What needs to be done
Leaving out all images, write out the records that follow exactly.

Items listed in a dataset
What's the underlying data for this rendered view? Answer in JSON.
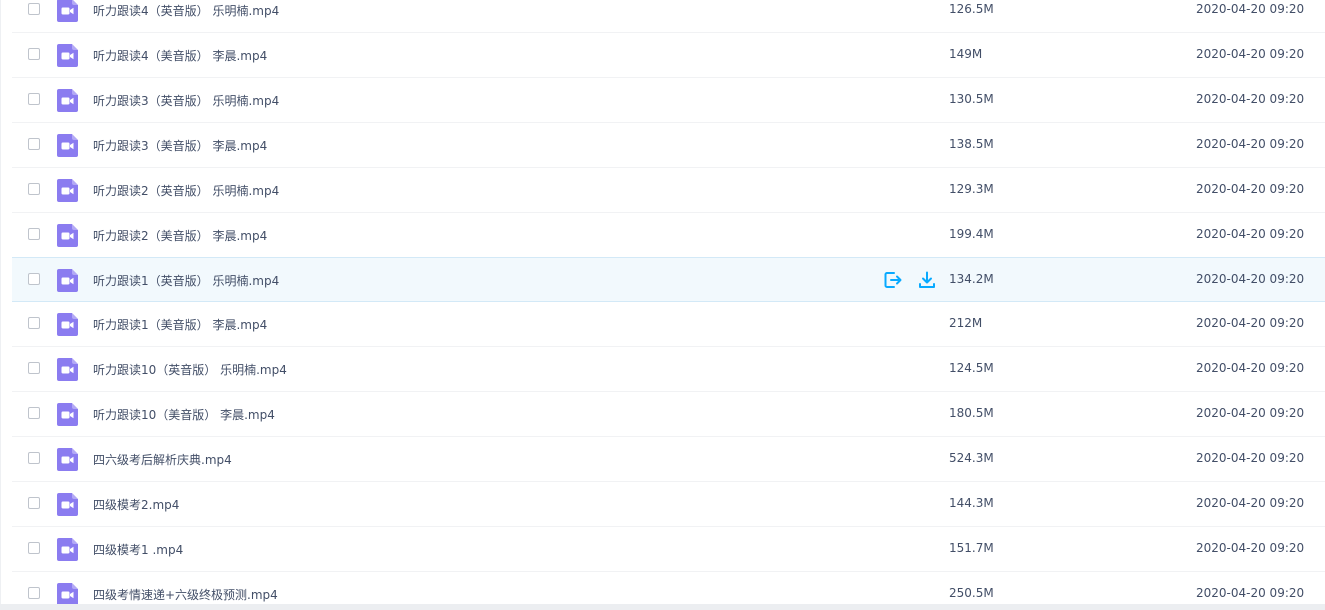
{
  "colors": {
    "file_icon": "#8b7cf0",
    "accent": "#09aaff",
    "text": "#424e67",
    "row_hover": "#f2f9fd"
  },
  "row_actions": {
    "share_icon": "share-icon",
    "download_icon": "download-icon"
  },
  "files": [
    {
      "name": "听力跟读4（英音版） 乐明楠.mp4",
      "size": "126.5M",
      "date": "2020-04-20 09:20",
      "icon": "video-file-icon",
      "hover": false
    },
    {
      "name": "听力跟读4（美音版） 李晨.mp4",
      "size": "149M",
      "date": "2020-04-20 09:20",
      "icon": "video-file-icon",
      "hover": false
    },
    {
      "name": "听力跟读3（英音版） 乐明楠.mp4",
      "size": "130.5M",
      "date": "2020-04-20 09:20",
      "icon": "video-file-icon",
      "hover": false
    },
    {
      "name": "听力跟读3（美音版） 李晨.mp4",
      "size": "138.5M",
      "date": "2020-04-20 09:20",
      "icon": "video-file-icon",
      "hover": false
    },
    {
      "name": "听力跟读2（英音版） 乐明楠.mp4",
      "size": "129.3M",
      "date": "2020-04-20 09:20",
      "icon": "video-file-icon",
      "hover": false
    },
    {
      "name": "听力跟读2（美音版） 李晨.mp4",
      "size": "199.4M",
      "date": "2020-04-20 09:20",
      "icon": "video-file-icon",
      "hover": false
    },
    {
      "name": "听力跟读1（英音版） 乐明楠.mp4",
      "size": "134.2M",
      "date": "2020-04-20 09:20",
      "icon": "video-file-icon",
      "hover": true
    },
    {
      "name": "听力跟读1（美音版） 李晨.mp4",
      "size": "212M",
      "date": "2020-04-20 09:20",
      "icon": "video-file-icon",
      "hover": false
    },
    {
      "name": "听力跟读10（英音版） 乐明楠.mp4",
      "size": "124.5M",
      "date": "2020-04-20 09:20",
      "icon": "video-file-icon",
      "hover": false
    },
    {
      "name": "听力跟读10（美音版） 李晨.mp4",
      "size": "180.5M",
      "date": "2020-04-20 09:20",
      "icon": "video-file-icon",
      "hover": false
    },
    {
      "name": "四六级考后解析庆典.mp4",
      "size": "524.3M",
      "date": "2020-04-20 09:20",
      "icon": "video-file-icon",
      "hover": false
    },
    {
      "name": "四级模考2.mp4",
      "size": "144.3M",
      "date": "2020-04-20 09:20",
      "icon": "video-file-icon",
      "hover": false
    },
    {
      "name": "四级模考1 .mp4",
      "size": "151.7M",
      "date": "2020-04-20 09:20",
      "icon": "video-file-icon",
      "hover": false
    },
    {
      "name": "四级考情速递+六级终极预测.mp4",
      "size": "250.5M",
      "date": "2020-04-20 09:20",
      "icon": "video-file-icon",
      "hover": false
    }
  ]
}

Solution to the exercise
What's the underlying data for this rendered view? Answer in JSON.
{
  "colors": {
    "file_icon": "#8b7cf0",
    "accent": "#09aaff",
    "text": "#424e67",
    "row_hover": "#f2f9fd"
  },
  "row_actions": {
    "share_icon": "share-icon",
    "download_icon": "download-icon"
  },
  "files": [
    {
      "name": "听力跟读4（英音版） 乐明楠.mp4",
      "size": "126.5M",
      "date": "2020-04-20 09:20",
      "icon": "video-file-icon",
      "hover": false
    },
    {
      "name": "听力跟读4（美音版） 李晨.mp4",
      "size": "149M",
      "date": "2020-04-20 09:20",
      "icon": "video-file-icon",
      "hover": false
    },
    {
      "name": "听力跟读3（英音版） 乐明楠.mp4",
      "size": "130.5M",
      "date": "2020-04-20 09:20",
      "icon": "video-file-icon",
      "hover": false
    },
    {
      "name": "听力跟读3（美音版） 李晨.mp4",
      "size": "138.5M",
      "date": "2020-04-20 09:20",
      "icon": "video-file-icon",
      "hover": false
    },
    {
      "name": "听力跟读2（英音版） 乐明楠.mp4",
      "size": "129.3M",
      "date": "2020-04-20 09:20",
      "icon": "video-file-icon",
      "hover": false
    },
    {
      "name": "听力跟读2（美音版） 李晨.mp4",
      "size": "199.4M",
      "date": "2020-04-20 09:20",
      "icon": "video-file-icon",
      "hover": false
    },
    {
      "name": "听力跟读1（英音版） 乐明楠.mp4",
      "size": "134.2M",
      "date": "2020-04-20 09:20",
      "icon": "video-file-icon",
      "hover": true
    },
    {
      "name": "听力跟读1（美音版） 李晨.mp4",
      "size": "212M",
      "date": "2020-04-20 09:20",
      "icon": "video-file-icon",
      "hover": false
    },
    {
      "name": "听力跟读10（英音版） 乐明楠.mp4",
      "size": "124.5M",
      "date": "2020-04-20 09:20",
      "icon": "video-file-icon",
      "hover": false
    },
    {
      "name": "听力跟读10（美音版） 李晨.mp4",
      "size": "180.5M",
      "date": "2020-04-20 09:20",
      "icon": "video-file-icon",
      "hover": false
    },
    {
      "name": "四六级考后解析庆典.mp4",
      "size": "524.3M",
      "date": "2020-04-20 09:20",
      "icon": "video-file-icon",
      "hover": false
    },
    {
      "name": "四级模考2.mp4",
      "size": "144.3M",
      "date": "2020-04-20 09:20",
      "icon": "video-file-icon",
      "hover": false
    },
    {
      "name": "四级模考1 .mp4",
      "size": "151.7M",
      "date": "2020-04-20 09:20",
      "icon": "video-file-icon",
      "hover": false
    },
    {
      "name": "四级考情速递+六级终极预测.mp4",
      "size": "250.5M",
      "date": "2020-04-20 09:20",
      "icon": "video-file-icon",
      "hover": false
    }
  ]
}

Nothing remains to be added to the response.